Sometimes you win and sometimes you lose. And on rare occasions, you win by losing. For the Dallas Cowboys, that is what happened when they dropped the final game of the 2015 regular season to their arch-rivals from Washington 34-23. It would drop the season record to a dismal 4-12, but it would also ensure them of no worse than the fourth overall pick in the NFL draft.
The best scenario for the Cowboys going into the game was to lose but show some fight and have some players step up. The first half at least looked like it would go pretty much according to that script. Kellen Moore was struggling, unable to convert third downs and lost both an interception and a fumble in the first quarter. Dallas' offense put the defense in bad positions on the first four Washington possessions after taking the opening kickoff. Kirk Cousins got to start three of his first four drives inside Dallas territory, at the 49, 43, and 30 yard lines. The guys in burgundy would get touchdowns on all three of those drives. The Cowboys defense looked a step late on multiple plays. With a field goal on their first series of the second quarter, Washington jumped out to a 24-0 lead, and it looked like the Dallas players had already checked out for the season.
But on the ensuing possession, Dallas uncharacteristically went for it on fourth and two, and Jeff Heath got the first down. That seemed to light a fire under the Star, as Moore started looking much better. He was aided by Terrance Williams and Brice Butler, both of whom were playing hard all game, presaging what should be a very entertaining battle for the second wide receiver role in training camp. Williams had the best receiving game of his career. Jason Witten got in the act with the 60th touchdown of his illustrious career. The Cowboys followed that 80 drive up with one of 86 yards after the two minute warning, with Cole Beasley, who had a drop or two earlier, getting that TD reception. Beasley would add one more touchdown reception in the fourth quarter to give the coaches something more to evaluate about Moore and save the team from the embarrassing situation of finishing 2015 with Joseph Randle as the leading scorer for the team.
Darren McFadden was another player who had a good first half. He only had 35 yards, but it put him over 1,000 yards for the season and earned him a $300,000 bonus. He would not let up after halftime, either, getting a nifty 30 yard run on his first touch after the intermission. Despite that, he had a play that was an almost perfect example of the way the season has gone in Dallas when he fumbled the football just a yard short of the end zone, giving Washington the ball back instead of cutting the lead to two scores.
Part of the reason that Dallas was able to mount something of a comeback was that Washington put Colt McCoy in for Cousins after getting 24 points up. It was unquestionably the wise move, since Cousins had a nearly perfect QB rating at that point, and there were already several injuries to Washington players.
There were times the Cowboys looked good, and others when they looked very bad. While players like Williams and Butler made something of a case for their roles next season, others, like Brandon Carr and J.J. Wilcox, might have wished they looked better. There were ugly breakdowns, such as the fourth touchdown for Washington where Carr and Byron Jones were clearly not on the same page and one of them just blew the coverage.

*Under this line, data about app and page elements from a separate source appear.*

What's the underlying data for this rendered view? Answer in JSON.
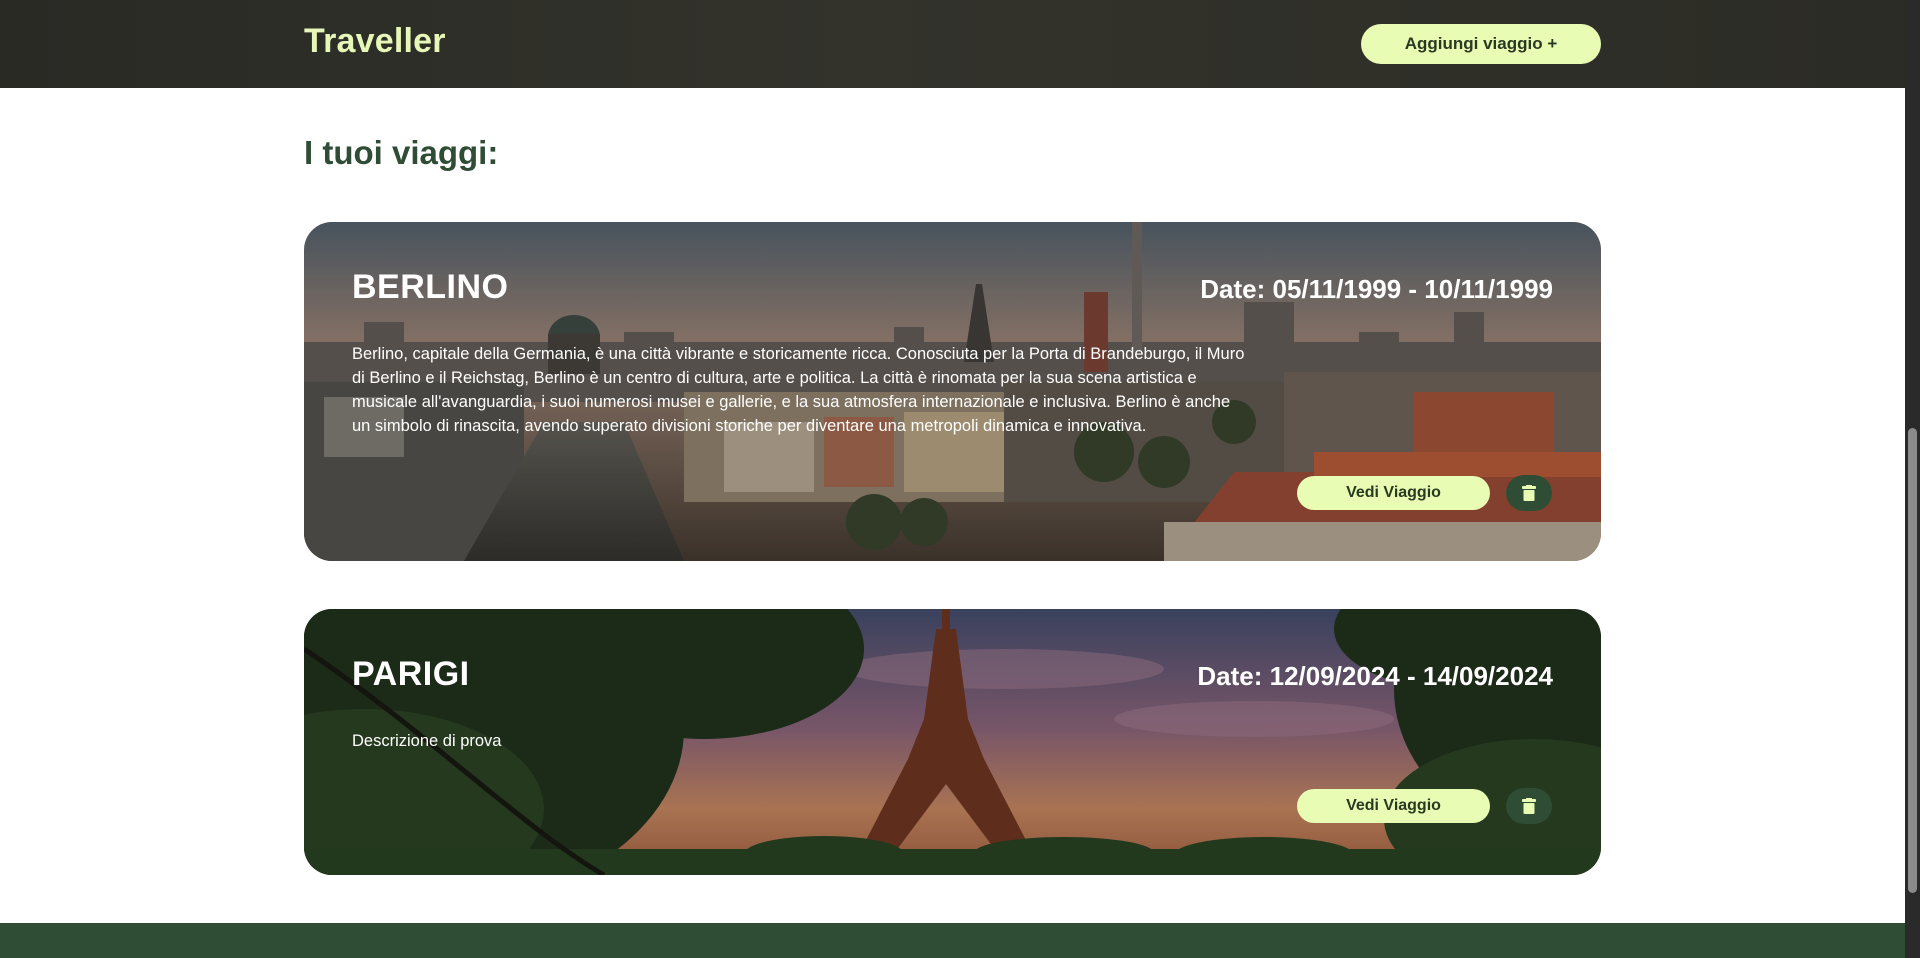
{
  "header": {
    "logo": "Traveller",
    "add_button_label": "Aggiungi viaggio +"
  },
  "page_title": "I tuoi viaggi:",
  "trips": [
    {
      "city": "BERLINO",
      "dates": "Date: 05/11/1999 - 10/11/1999",
      "description": "Berlino, capitale della Germania, è una città vibrante e storicamente ricca. Conosciuta per la Porta di Brandeburgo, il Muro di Berlino e il Reichstag, Berlino è un centro di cultura, arte e politica. La città è rinomata per la sua scena artistica e musicale all'avanguardia, i suoi numerosi musei e gallerie, e la sua atmosfera internazionale e inclusiva. Berlino è anche un simbolo di rinascita, avendo superato divisioni storiche per diventare una metropoli dinamica e innovativa.",
      "view_label": "Vedi Viaggio",
      "delete_icon": "trash-icon"
    },
    {
      "city": "PARIGI",
      "dates": "Date: 12/09/2024 - 14/09/2024",
      "description": "Descrizione di prova",
      "view_label": "Vedi Viaggio",
      "delete_icon": "trash-icon"
    }
  ],
  "colors": {
    "header_bg": "#2c2c26",
    "accent_light": "#e8fcb4",
    "accent_dark": "#2f4d35",
    "title_green": "#2f4d35"
  }
}
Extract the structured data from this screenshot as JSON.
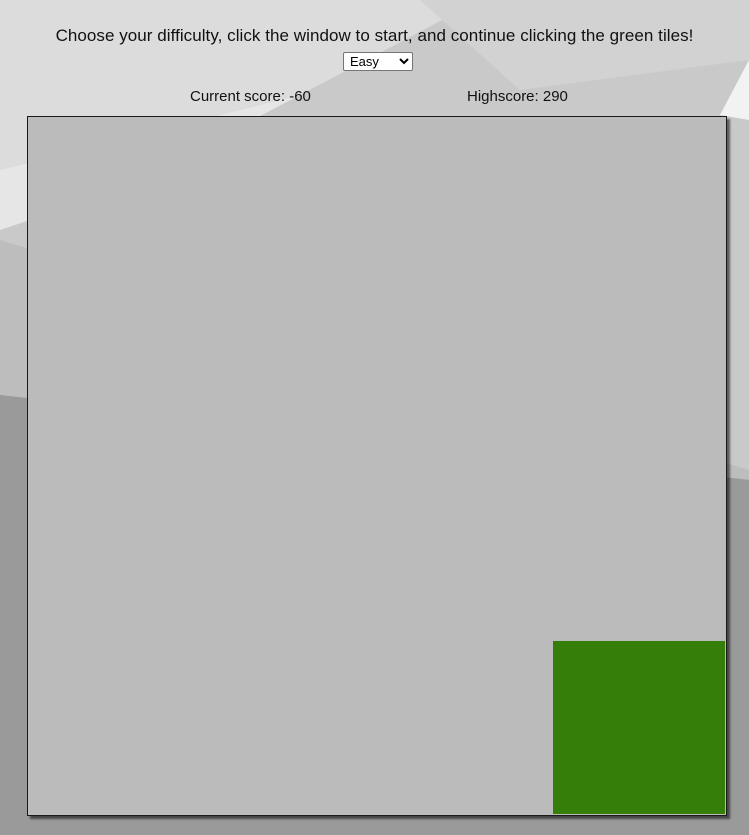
{
  "instructions": "Choose your difficulty, click the window to start, and continue clicking the green tiles!",
  "difficulty": {
    "selected": "Easy",
    "options": [
      "Easy"
    ]
  },
  "scores": {
    "current_label": "Current score: -60",
    "high_label": "Highscore: 290"
  },
  "colors": {
    "game_window": "#bbbbbb",
    "tile": "#367e0a"
  }
}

Moore was once again a mixed bag. He put the team in a hole with his early turnovers, but then looked much better in the two long touchdown drives. There is still a problem with him delivering the ball just a tick late and it does at time looks like his height (or lack thereof) works against him. And he would squander a third scoring opportunity with an interception right at the goal line in the fourth quarter (although the play calling could be questioned for not at least giving McFadden a chance to score from inside the five). Still, he passed for three touchdowns, which is something no one has been able to do very often as the Dallas quarterback. Moore has not made a convincing case to remain with Dallas as a backup, but he may have shown just enough to at least get a chance to return for camp.
It does look like QB2 is Moore's ceiling. If the eventual replacement for Tony Romo is going to be in Oxnard, he is going to come through the draft. That is why the best outcome for the Cowboys was to lose this game while still putting up a good fight.
You can't say that the Cowboys played to lose, with a failed onsides kick attempt late in the game when they had cut the deficit to 11 points, but the loss was something they needed far more than a meaningless win. Now we can look forward to the draft knowing that they have some great ammunition to use to build for next season.